However, it has been a difficult last three months for Cain, a sophomore running back who has seen four members of his family come down with COVID-19 -- all of whom are doing better, he said. He admitted Tuesday that “it was a difficult decision for me to come back.”

“I spoke to both of my parents,” he said on a Zoom conference call, “and they really felt like it was best for me to come back to State College, just knowing it’s a small town and how I can be isolated where I’m staying and just be away from a lot of extra nonsense wherever I’m at.

“I was in big cities, so when you’re in big cities there are more people traveling. With them opening everything back up, it was going to be easy for me to be exposed to more and more people. So they felt like it was best for me to come back up here during the voluntary time to see where things go.”

Cain is from Baton Rouge, La., but he said he spent half of his time away from campus in Dallas, where he has family, and the other half in Arizona, where he worked out with a trainer.

While he’s happy to see his teammates again, Cain said he’s heard the best things to do are “keep your distance and mind your business.” He has personal experience seeing how insidious the virus can be.

“I've seen what it can do to you,” he said. “It definitely needs to be taken seriously. It is not a joke. My cousin had it. My auntie had it. My mom had it. I think my family had it just from them being in Baton Rouge, so I wasn't able to go down there due to my family wanting me to stay away.

“It’s scary. Some days, you don’t know if a person is going to make it or not. So that has taught me how to take it more seriously, because I had the idea at first that I was never going to get it. But as time went on, when loved ones close to me started getting it, I started taking it more seriously and taking a lot of precautions that are needed.”

Cain had flashes of brilliance as a freshman last season, finishing second on the team in rushing with 443 yards (5.3-yard average) and scoring eight touchdowns. He fashioned back-to-back 100-yard games against Purdue and at Iowa, where he carried 15 times for 67 yards in the fourth quarter to help the Lions secure a 17-12 win.

An ankle injury, however, sidelined him for three late-season games and limited him to one carry at Ohio State.
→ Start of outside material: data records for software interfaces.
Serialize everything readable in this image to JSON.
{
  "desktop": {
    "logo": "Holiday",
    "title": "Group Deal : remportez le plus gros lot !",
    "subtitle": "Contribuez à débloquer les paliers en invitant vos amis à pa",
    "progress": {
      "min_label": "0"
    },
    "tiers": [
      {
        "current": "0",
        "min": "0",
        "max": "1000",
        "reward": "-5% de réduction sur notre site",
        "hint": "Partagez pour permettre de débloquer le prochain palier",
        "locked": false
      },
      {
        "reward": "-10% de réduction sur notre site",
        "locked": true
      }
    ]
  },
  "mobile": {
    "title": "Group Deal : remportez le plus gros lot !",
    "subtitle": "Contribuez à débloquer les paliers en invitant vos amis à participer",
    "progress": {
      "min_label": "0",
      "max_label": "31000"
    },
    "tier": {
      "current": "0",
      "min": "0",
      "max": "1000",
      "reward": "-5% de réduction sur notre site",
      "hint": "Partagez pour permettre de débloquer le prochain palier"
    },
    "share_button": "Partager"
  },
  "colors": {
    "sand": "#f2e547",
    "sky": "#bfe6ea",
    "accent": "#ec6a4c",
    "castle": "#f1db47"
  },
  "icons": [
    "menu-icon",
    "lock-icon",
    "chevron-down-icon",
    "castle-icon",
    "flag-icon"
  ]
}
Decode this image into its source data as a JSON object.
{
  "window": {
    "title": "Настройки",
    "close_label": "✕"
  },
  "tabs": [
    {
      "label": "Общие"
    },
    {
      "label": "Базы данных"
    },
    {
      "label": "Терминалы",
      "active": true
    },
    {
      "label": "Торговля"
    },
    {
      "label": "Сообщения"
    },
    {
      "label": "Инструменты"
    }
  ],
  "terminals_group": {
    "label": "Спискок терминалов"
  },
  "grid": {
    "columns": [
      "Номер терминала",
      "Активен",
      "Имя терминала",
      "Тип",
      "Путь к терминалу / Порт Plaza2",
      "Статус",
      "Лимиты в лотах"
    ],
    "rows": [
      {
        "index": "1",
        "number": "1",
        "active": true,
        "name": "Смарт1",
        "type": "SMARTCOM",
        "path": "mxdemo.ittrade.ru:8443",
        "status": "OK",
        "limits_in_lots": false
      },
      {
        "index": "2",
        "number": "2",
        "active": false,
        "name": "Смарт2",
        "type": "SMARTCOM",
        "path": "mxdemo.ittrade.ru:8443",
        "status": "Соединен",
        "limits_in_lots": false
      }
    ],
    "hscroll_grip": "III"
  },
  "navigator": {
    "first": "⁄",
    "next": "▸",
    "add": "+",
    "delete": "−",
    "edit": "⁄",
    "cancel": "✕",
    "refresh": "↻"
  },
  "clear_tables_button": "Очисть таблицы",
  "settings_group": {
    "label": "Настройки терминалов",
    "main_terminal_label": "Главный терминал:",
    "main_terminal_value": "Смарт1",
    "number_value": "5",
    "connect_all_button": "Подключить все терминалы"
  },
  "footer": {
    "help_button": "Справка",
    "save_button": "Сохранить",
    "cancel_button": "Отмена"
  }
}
He returned for the Cotton Bowl and gave Penn State fans a glimpse of what he can do when healthy, carrying 15 times for 92 yards and two scores in the win over Memphis.

“Everybody gets nicked up, but having a long-term injury like that was an adjustment for me,” he said. “I just really learned patience, not rushing my body back, because you know your body the best, and when your body says you can’t go, you can’t go. … Just waiting my time to get back slowly so I won’t affect myself long-term.”

Cain said he began feeling 100 percent in February during winter workouts and was adding muscle that boosted his weight to 223 pounds, 15 more than in his freshman season.

“I guess my body was maturing faster than I expected,” he said. “As time went on, my body started getting adjusted to it. It has been for the better, so I'm excited about where I'm at right now and I just can't wait to go to the field with it.”

Cain again will be part of a talented Penn State running backs room that includes redshirt junior Journey Brown (890 yards last season), sophomore Devyn Ford (5.7-yard average), and four-star freshmen Caziah Holmes and Keyvone Lee.

In the meantime, Cain said he and his teammates will be waiting to get “the confirmation that we will have a season and camp and everything,” and do their best to stay safe.

“It’s definitely in the back of my mind all the time, honestly, just because I saw how easily my family had gotten it from just being in the same room as a person who had it,” he said. “All it takes is one. So it’s definitely a concern in the back of my mind all the time.

“I‘m pretty sure our team doctors are going to do a great job – if we have a season – of just making sure everybody is as safe as possible.”